A Continuing Education
The growth of fixed income ETFs represents an opportunity and a challenge for both issuers and investors. Increasing sophistication in bond trading allows for greater product innovation. Yet, greater levels of investing in less liquid sectors of the bond market need to be carefully understood by all. We encourage investors to understand how their investments will react in normal and, especially, in stressed market environments. Although ETFs do provide supplemental liquidity with secondary market trading, the products are not magical, and the underlying holdings in a sector or asset class is always the ultimate source of liquidity. As a result, ETFs are not immune to bouts of illiquidity in the securities they track or own.

1 An exchange-traded fund, or ETF, is a marketable security that tracks an index, commodity, bonds, or a basket of assets like an index fund. ETFs trade like common stock on a stock exchange and experience price fluctuations throughout the day as they are bought and sold.

2 Bloomberg.

3 The term liquidity refers ​​to the ability to convert an asset into cash quickly, with minimal impact on the price received.

4 A spread is the difference between the bid and the ask price of a security or asset.

Duration risk measures a bond's price sensitivity to interest rate changes. Bond funds and individual bonds with a longer duration (a measure of the expected life of a security) tend to be more sensitive to changes in interest rates, usually making them more volatile than securities with shorter durations.

Exchange-Traded Funds (ETFs) trade like stocks, are subject to investment risk, and will fluctuate in market value. Unlike mutual funds, ETF shares are bought and sold at market price, which may be higher or lower than the ETF's net asset value. Transactions in shares of ETFs will result in brokerage commissions, which will reduce returns. Fixed income securities may carry one or more of the following risks: credit, interest rate (as interest rates rise bond prices usually fall), inflation and liquidity. Volatility management techniques may result in periods of loss and underperformance, may limit the Fund's ability to participate in rising markets, and may increase transaction costs. Liquidity risk exists when particular investments are difficult to purchase or sell, possibly preventing the sale of these illiquid securities at an advantageous price or time. A lack of liquidity also may cause the value of investments to decline. ​Interest rate risk is a major risk to all bondholders. As rates rise, existing bonds that offer a lower rate of return decline in value because newly issued bonds that pay higher rates are more attractive to investors.

Investing involves risk, including the risk of loss. Investment risk exists with equity, fixed income, and alternative investments. There is no assurance that any investment will meet its performance objectives or that losses will be avoided.

Unlike typical exchange-traded funds, there are no indexes that an active ETF attempts to track or replicate. Thus, the ability of an active ETF to achieve its objectives will depend on the effectiveness of the portfolio manager. Transactions in shares of ETFs will result in brokerage commissions, which will reduce returns.

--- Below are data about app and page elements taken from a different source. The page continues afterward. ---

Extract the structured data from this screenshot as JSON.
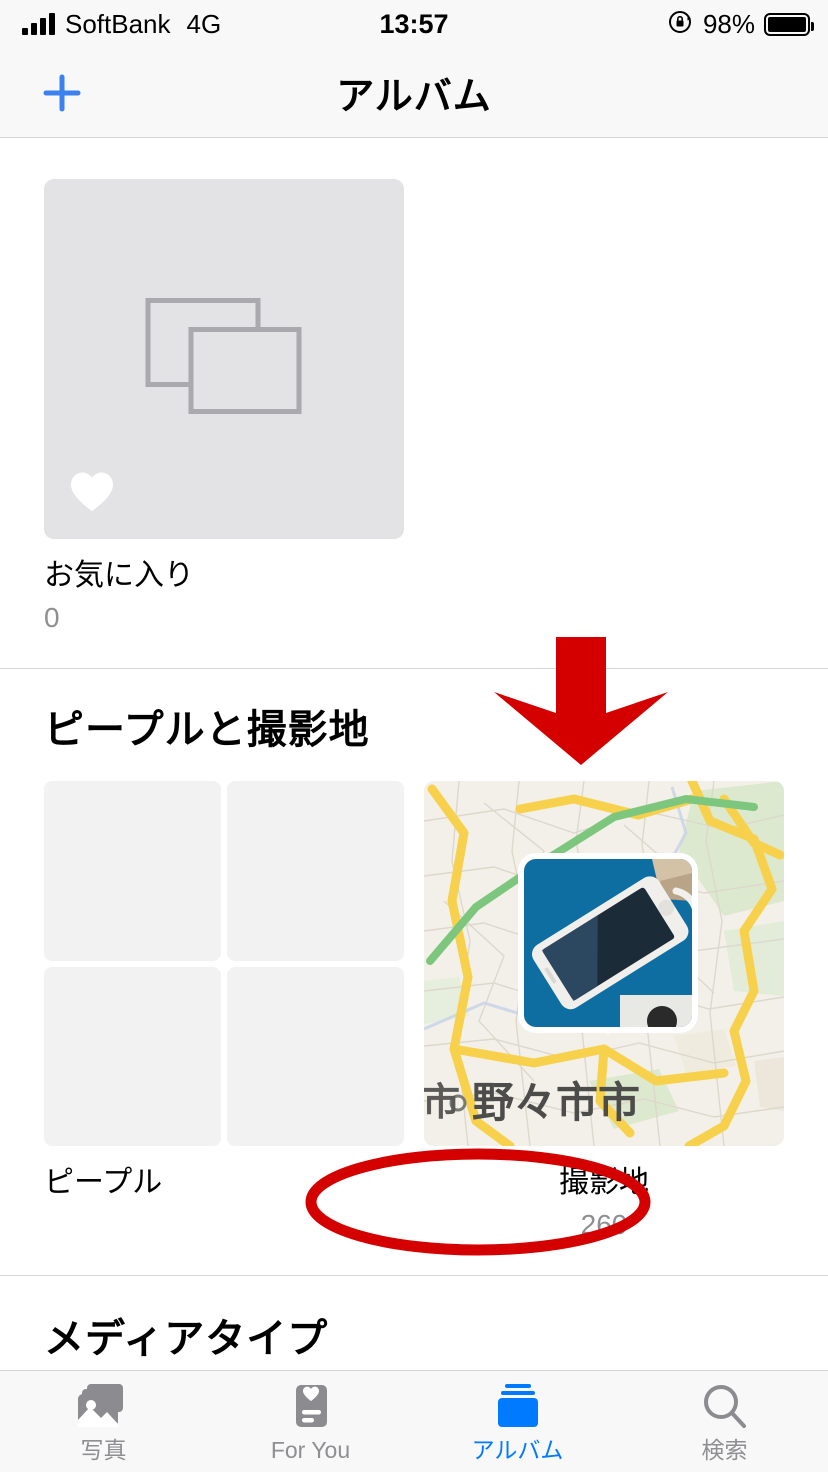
{
  "status_bar": {
    "carrier": "SoftBank",
    "network": "4G",
    "time": "13:57",
    "battery_percent": "98%",
    "icons": {
      "signal": "signal-bars-icon",
      "orientation_lock": "rotation-lock-icon",
      "battery": "battery-full-icon"
    }
  },
  "nav_bar": {
    "title": "アルバム",
    "add_icon": "plus-icon"
  },
  "albums_section": {
    "items": [
      {
        "title": "お気に入り",
        "count": "0",
        "placeholder_icon": "stacked-photos-icon",
        "badge_icon": "heart-icon"
      }
    ]
  },
  "people_places_section": {
    "header": "ピープルと撮影地",
    "items": [
      {
        "label": "ピープル",
        "count": "",
        "thumb_type": "people-grid"
      },
      {
        "label": "撮影地",
        "count": "260",
        "thumb_type": "map",
        "map_label": "野々市市",
        "map_label_partial": "市",
        "pin_photo_description": "white-iphone-on-blue-surface"
      }
    ]
  },
  "media_types_section": {
    "header": "メディアタイプ"
  },
  "annotations": [
    {
      "name": "red-down-arrow",
      "type": "arrow",
      "color": "#d40000",
      "target": "撮影地"
    },
    {
      "name": "red-ellipse",
      "type": "ellipse",
      "color": "#d40000",
      "target": "撮影地 260"
    }
  ],
  "tab_bar": {
    "active": "アルバム",
    "tabs": [
      {
        "label": "写真",
        "icon": "photos-icon",
        "active": false
      },
      {
        "label": "For You",
        "icon": "foryou-icon",
        "active": false
      },
      {
        "label": "アルバム",
        "icon": "albums-icon",
        "active": true
      },
      {
        "label": "検索",
        "icon": "search-icon",
        "active": false
      }
    ]
  },
  "colors": {
    "accent": "#007aff",
    "annotation": "#d40000",
    "inactive": "#8e8e93",
    "chrome": "#f8f8f8",
    "placeholder": "#e3e3e5"
  }
}
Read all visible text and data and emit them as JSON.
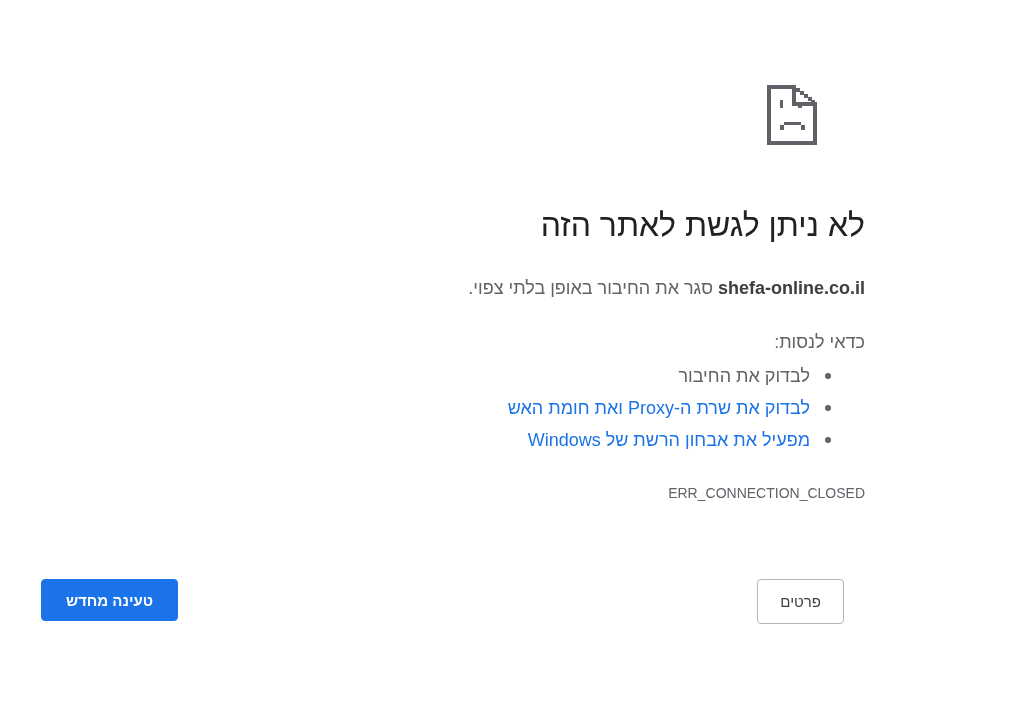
{
  "heading": "לא ניתן לגשת לאתר הזה",
  "message": "**shefa-online.co.il** סגר את החיבור באופן בלתי צפוי.",
  "suggestions": {
    "title": "כדאי לנסות:",
    "items": [
      {
        "kind": "text",
        "label": "לבדוק את החיבור"
      },
      {
        "kind": "link",
        "label": "לבדוק את שרת ה-Proxy ואת חומת האש"
      },
      {
        "kind": "link",
        "label": "מפעיל את אבחון הרשת של Windows"
      }
    ]
  },
  "error_code": "ERR_CONNECTION_CLOSED",
  "buttons": [
    {
      "kind": "secondary",
      "label": "פרטים"
    },
    {
      "kind": "primary",
      "label": "טעינה מחדש"
    }
  ]
}
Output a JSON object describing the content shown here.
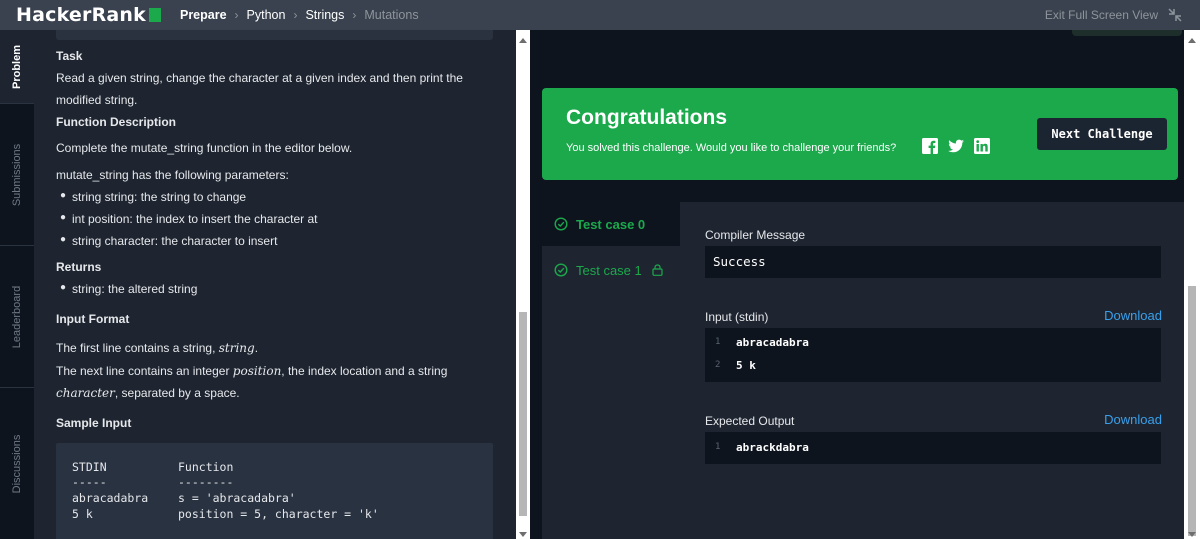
{
  "header": {
    "logo_text": "HackerRank",
    "breadcrumbs": [
      "Prepare",
      "Python",
      "Strings",
      "Mutations"
    ],
    "exit_label": "Exit Full Screen View"
  },
  "side_tabs": {
    "problem": "Problem",
    "submissions": "Submissions",
    "leaderboard": "Leaderboard",
    "discussions": "Discussions"
  },
  "problem": {
    "task_heading": "Task",
    "task_line1": "Read a given string, change the character at a given index and then print the",
    "task_line2": "modified string.",
    "func_desc_heading": "Function Description",
    "func_desc_text": "Complete the mutate_string function in the editor below.",
    "params_intro": "mutate_string has the following parameters:",
    "params": [
      "string string: the string to change",
      "int position: the index to insert the character at",
      "string character: the character to insert"
    ],
    "returns_heading": "Returns",
    "returns_items": [
      "string: the altered string"
    ],
    "input_format_heading": "Input Format",
    "input_line1_prefix": "The first line contains a string, ",
    "input_line1_math": "string",
    "input_line1_suffix": ".",
    "input_line2_prefix": "The next line contains an integer ",
    "input_line2_math": "position",
    "input_line2_suffix": ", the index location and a string",
    "input_line3_math": "character",
    "input_line3_suffix": ", separated by a space.",
    "sample_input_heading": "Sample Input",
    "sample": {
      "col1": [
        "STDIN",
        "-----",
        "abracadabra",
        "5 k"
      ],
      "col2": [
        "Function",
        "--------",
        "s = 'abracadabra'",
        "position = 5, character = 'k'"
      ]
    }
  },
  "result": {
    "title": "Congratulations",
    "message": "You solved this challenge. Would you like to challenge your friends?",
    "next_button": "Next Challenge",
    "test_cases": [
      "Test case 0",
      "Test case 1"
    ],
    "compiler_label": "Compiler Message",
    "compiler_value": "Success",
    "input_label": "Input (stdin)",
    "download_label": "Download",
    "input_lines": [
      {
        "n": "1",
        "v": "abracadabra"
      },
      {
        "n": "2",
        "v": "5 k"
      }
    ],
    "expected_label": "Expected Output",
    "expected_lines": [
      {
        "n": "1",
        "v": "abrackdabra"
      }
    ]
  },
  "colors": {
    "header_bg": "#39424e",
    "success_green": "#1ba94c",
    "link_blue": "#39a0ed",
    "panel_bg": "#1e2530",
    "page_bg": "#0e141e"
  },
  "icons": [
    "check-circle-icon",
    "lock-icon",
    "facebook-icon",
    "twitter-icon",
    "linkedin-icon",
    "exit-fullscreen-icon"
  ]
}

This material is provided for informational purposes only and should not be construed as investment advice. The views and opinions expressed above may change based on market and other conditions. There can be no assurance that developments will transpire as forecasted.